Until now, I’ve never spent more than 2 consecutive weeks in a foreign country. There’s this weird transition that happens somewhere between day 1 and day 33 where you stop feeling like a tourist, a foreigner or visitor and start feeling like a traveller, an expat and resident. This is a list of places that made Prague home for me… a guide to the spots that captured my heart and my days.


Home Base

  • My home for the month was more of a bed than a home, really, and I actually spent most of my first weeks in Prague avoiding it. Being in my apartment meant being on my own, and being on my own meant having to deal with all the thoughts/emotions running through my head and who the hell has time for that?! I didn’t want to deal with my emotions! Emotions are for losers! As the month wore on, however, my apartment (which a group of us affectionately named “Miley Cyrus” because we couldn’t pronounce it’s true title, Milešovská) became a place where I could binge-watch episodes of The Office without being judged, work on some watercolors or lettering, and nap Sundays away.


K10 Coworking

  • Part of what you buy into during this whole Remote Year “thing” is an office space where we can go to get some work done. In Prague this space was K10 Coworking and let me tell you it was simply unreasonable. K10’s amenities included a back lawn/garden area, a chef who prepared DELICIOUS lunches every day, a sauna, an attic, and incredible networking events/parties. Oh and it also used to be the Danish Embassy so it looks like a mansion and I would like to move in tomorrow, please and thank you.

Riegrovy Sady

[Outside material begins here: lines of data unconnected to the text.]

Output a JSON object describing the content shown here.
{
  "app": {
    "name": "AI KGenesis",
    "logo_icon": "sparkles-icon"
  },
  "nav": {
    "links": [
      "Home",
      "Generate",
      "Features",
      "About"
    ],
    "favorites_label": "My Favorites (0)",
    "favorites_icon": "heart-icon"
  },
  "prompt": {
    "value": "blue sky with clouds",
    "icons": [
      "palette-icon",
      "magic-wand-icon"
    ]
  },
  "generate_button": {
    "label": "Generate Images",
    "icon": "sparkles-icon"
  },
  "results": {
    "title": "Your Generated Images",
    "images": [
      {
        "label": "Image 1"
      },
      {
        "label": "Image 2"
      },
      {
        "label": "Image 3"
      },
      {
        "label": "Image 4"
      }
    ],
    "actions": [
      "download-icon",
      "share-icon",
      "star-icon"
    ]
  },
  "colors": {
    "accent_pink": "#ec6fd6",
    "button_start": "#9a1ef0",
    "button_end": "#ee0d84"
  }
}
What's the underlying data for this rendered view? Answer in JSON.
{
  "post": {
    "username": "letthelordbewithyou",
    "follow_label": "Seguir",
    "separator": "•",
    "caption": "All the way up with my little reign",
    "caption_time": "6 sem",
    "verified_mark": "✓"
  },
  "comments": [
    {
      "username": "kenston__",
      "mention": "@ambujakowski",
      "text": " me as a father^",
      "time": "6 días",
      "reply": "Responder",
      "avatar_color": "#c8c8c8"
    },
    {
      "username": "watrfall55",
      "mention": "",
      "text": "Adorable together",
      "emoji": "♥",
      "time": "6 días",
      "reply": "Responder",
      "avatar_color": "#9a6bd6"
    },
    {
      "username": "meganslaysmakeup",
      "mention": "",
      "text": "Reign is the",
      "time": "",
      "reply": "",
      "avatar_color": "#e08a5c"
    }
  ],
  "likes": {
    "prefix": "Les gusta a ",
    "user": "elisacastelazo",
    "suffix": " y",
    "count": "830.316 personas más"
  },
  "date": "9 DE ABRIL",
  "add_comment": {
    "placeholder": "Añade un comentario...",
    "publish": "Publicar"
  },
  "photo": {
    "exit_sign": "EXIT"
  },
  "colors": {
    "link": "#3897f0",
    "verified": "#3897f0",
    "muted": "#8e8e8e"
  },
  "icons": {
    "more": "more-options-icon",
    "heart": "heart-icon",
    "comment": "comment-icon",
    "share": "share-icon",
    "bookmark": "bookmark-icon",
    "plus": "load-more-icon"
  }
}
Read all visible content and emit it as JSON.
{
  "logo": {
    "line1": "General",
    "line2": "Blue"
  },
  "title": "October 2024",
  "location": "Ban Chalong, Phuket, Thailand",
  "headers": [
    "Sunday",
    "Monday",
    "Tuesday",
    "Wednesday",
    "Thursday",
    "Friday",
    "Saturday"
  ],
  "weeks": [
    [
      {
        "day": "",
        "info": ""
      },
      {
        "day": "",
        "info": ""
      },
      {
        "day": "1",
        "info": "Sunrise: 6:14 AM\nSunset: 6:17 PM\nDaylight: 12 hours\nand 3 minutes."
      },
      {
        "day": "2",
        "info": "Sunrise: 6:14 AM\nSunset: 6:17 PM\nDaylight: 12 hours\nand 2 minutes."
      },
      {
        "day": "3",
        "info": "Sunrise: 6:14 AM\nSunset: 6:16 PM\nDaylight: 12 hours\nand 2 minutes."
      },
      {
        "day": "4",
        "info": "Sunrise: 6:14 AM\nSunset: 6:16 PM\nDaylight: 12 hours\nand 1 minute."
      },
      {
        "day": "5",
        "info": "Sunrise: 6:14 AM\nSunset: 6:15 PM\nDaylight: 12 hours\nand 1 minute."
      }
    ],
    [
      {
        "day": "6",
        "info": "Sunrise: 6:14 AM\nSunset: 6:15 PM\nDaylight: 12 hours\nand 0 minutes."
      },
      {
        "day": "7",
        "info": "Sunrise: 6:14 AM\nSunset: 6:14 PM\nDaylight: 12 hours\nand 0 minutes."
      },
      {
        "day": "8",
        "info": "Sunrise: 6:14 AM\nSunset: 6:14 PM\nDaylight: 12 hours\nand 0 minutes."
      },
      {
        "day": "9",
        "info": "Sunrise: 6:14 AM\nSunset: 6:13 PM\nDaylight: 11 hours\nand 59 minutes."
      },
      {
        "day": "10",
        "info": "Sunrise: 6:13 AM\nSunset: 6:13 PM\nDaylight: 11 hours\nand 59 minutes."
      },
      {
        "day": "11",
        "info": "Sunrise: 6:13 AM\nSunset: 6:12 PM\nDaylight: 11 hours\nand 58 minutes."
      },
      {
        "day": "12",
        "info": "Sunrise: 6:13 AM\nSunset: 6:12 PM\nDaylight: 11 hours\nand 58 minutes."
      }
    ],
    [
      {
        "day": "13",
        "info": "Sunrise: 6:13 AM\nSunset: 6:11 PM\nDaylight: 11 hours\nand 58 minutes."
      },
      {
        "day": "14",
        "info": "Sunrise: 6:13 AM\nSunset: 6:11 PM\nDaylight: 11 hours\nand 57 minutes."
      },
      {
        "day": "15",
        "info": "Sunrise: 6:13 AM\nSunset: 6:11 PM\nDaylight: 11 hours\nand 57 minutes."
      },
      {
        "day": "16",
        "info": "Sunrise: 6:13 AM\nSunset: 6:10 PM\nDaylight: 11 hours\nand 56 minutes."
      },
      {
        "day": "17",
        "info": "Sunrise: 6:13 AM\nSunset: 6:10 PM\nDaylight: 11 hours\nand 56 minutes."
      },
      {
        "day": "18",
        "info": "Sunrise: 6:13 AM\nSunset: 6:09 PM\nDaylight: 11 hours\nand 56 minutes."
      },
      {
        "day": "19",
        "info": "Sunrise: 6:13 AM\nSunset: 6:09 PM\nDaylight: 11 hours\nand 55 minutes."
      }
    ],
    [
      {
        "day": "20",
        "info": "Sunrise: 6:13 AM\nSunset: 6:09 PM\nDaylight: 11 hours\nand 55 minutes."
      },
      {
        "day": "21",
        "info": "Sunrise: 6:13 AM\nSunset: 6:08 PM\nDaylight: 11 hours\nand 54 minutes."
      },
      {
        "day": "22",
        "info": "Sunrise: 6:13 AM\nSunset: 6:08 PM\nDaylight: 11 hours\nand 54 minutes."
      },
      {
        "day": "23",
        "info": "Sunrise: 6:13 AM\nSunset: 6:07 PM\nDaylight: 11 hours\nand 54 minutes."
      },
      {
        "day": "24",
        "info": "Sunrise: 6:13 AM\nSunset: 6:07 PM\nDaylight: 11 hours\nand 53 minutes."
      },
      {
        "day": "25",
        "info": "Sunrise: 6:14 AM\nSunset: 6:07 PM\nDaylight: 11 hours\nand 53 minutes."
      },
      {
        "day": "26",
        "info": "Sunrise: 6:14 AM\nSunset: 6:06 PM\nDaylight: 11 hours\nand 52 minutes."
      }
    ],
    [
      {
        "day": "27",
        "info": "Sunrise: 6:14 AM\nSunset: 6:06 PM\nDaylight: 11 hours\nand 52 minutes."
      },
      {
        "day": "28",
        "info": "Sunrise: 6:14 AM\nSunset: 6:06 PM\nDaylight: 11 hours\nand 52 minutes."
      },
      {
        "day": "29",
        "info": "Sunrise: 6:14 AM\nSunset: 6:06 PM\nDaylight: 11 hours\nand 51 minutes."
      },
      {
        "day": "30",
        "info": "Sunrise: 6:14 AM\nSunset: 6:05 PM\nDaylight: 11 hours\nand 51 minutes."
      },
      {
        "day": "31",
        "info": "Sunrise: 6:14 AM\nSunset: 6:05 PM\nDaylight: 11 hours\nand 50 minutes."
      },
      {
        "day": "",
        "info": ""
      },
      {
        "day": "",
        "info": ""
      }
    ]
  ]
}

  • Prague is a beer town and Pilsner Urquell is the singular owner of the entire city of Prague. The city also has this enigmatic thing called “football” and while were there a tournament called the “Euros” was in full swing. To immerse ourselves in the local culture we often found ourselves meeting at the local watering hole, the Riegrovy Sady Beer Garden. This place was our Mecca. Have you ever laughed so hard that your sides hurt the next morning, or danced so much you pull a muscle (or three)? I’ve done both those things at Riegrovy Sady. We cheered alongside the Czech, the Italian, the English and the French. It was here that a rowdy group of Scots once fed us Jägermeister shots until the world felt wobbly (and despite what Nick Fico may tell you I TOTALLY won the accent contest thankyouverymuch). It was here that Coach made me run up a really steep hill a bunch of times and here that I sang along to hip hop songs under an array of stars. We often watched the sun set from the hill and watched as the sky was painted in water colors. Things seemed to fall into place here.

Charles Bridge

  • I never bothered with this tourist attraction during the day – we only spent time on Charles Bridge around 4:00am when the sun started to rise. The beauty of 4:00am is you encounter a bizarre mix of folks who have either been partying all night, went to bed early so they could rise even earlier, and asian people taking wedding pictures. It was magical. If you’d like to experience sunrise on Charles Bridge for yourself, take a look at my previous blog post.


  • Etnosvet is where someone fed me pasta out of a wheel of Grana Padano and I knew then that my life was complete.

Zizkov Television Tower

  • My very first night in Prague we took the elevator to the top and watched the sun set over the city. This tower is the tallest point in Prague and was conveniently located kitty corner to my apartment – meaning if I was ever lost or if my phone was dead I always knew how to get home. It also had statues of creepy babies crawling all over it. They don’t have faces. Classic Prague.

Petrin Tower

  • The Czech liked the Eiffel Tower so much that they decided to build their own version and plop it on top of a really big hill. If you choose not to take a tram to the top of this hill you have to walk and it’s an adventure because in Prague they don’t really have those things called “paths.” When you get to the top of the hill your journey isn’t over, because then you have to walk up a billion steps (totally an accurate number) to get to the top of the tower itself. This is made a billion times harder by the fact that a field trip of 100 middle schoolers arrived at the same time as you. It’s all worth it though, because at the end you get to see this.

The Lennon Wall

  • Read more about why the Lennon Wall meant so much to me in my previous blog post about Letting it all Be.

Literally anywhere people were blowing bubbles


Prague is a tourist town and I felt like there just wasn’t enough time to see every last inch of it. For me, Prague’s greatest lesson was confirmation that all those cheesy travel sayings really are true. People, not places, make you feel like home. Collecting experiences is way better than collecting things. I’m on this journey and I have no idea what the destination really is. IT’S CORNY BUT IT’S TRUUUUE!  Prague taught me a lot about myself and what I want out of life and it also taught me that there really is such a thing as too much beer.

Peace out Prague, and Belgrade get ready because I’m a NEW WOMAN.

Comments (1)

  • Rose Higdon .July 19, 2016.Reply

    Keep the blogs coming…..I enjoy all of the info and feelings expressed. Love Grandma Rose

Add comment